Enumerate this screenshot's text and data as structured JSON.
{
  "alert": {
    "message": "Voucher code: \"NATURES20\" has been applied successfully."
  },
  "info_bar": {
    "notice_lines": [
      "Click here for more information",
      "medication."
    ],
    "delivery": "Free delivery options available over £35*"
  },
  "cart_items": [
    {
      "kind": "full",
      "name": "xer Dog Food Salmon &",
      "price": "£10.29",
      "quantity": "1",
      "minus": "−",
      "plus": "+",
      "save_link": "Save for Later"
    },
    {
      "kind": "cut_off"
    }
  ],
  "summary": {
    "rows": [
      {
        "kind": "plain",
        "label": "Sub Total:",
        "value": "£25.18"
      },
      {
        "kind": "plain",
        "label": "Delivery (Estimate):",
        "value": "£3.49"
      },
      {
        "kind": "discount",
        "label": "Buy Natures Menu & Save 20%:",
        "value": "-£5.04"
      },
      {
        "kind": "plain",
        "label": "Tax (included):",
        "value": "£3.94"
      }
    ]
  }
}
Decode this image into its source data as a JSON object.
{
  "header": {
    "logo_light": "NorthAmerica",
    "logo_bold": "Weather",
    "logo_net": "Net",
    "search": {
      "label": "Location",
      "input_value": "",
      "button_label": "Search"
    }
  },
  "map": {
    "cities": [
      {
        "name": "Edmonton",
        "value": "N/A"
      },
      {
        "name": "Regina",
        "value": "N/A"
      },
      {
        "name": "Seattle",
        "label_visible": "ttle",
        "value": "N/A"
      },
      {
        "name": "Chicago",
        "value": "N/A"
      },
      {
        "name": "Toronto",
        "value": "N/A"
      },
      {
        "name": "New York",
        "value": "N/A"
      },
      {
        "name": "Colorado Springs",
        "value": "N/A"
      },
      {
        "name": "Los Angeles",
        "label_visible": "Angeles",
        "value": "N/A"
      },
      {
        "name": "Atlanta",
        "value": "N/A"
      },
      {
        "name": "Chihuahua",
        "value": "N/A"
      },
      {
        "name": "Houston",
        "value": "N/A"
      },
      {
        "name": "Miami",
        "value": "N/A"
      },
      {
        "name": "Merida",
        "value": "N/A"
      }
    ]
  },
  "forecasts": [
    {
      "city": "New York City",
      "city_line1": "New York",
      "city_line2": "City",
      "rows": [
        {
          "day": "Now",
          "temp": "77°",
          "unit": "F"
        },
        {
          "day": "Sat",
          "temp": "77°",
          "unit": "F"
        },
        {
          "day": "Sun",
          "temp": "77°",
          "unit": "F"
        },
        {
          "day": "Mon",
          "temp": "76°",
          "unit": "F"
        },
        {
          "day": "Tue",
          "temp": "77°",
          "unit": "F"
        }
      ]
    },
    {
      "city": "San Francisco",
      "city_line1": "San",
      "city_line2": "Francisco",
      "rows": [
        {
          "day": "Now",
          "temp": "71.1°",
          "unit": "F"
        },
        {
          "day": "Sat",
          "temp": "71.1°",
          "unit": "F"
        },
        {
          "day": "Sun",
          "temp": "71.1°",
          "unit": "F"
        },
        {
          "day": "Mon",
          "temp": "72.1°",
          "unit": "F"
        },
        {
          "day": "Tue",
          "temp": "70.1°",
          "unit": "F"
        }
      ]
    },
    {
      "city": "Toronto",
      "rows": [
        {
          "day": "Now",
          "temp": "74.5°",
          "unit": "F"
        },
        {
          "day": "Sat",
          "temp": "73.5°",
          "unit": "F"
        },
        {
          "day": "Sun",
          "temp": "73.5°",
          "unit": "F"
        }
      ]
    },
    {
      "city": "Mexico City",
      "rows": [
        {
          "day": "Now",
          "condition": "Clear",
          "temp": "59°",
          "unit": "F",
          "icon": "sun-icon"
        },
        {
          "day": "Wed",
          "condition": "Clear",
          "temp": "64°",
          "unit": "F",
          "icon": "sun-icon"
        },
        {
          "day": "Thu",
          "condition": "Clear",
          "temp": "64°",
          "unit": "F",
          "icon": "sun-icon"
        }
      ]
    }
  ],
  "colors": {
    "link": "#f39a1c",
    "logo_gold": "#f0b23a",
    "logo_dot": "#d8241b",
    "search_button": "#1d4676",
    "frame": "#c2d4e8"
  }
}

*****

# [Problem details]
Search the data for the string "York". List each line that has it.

# [Written solution]
        "name": "New York",
      "city": "New York City",
      "city_line1": "New York",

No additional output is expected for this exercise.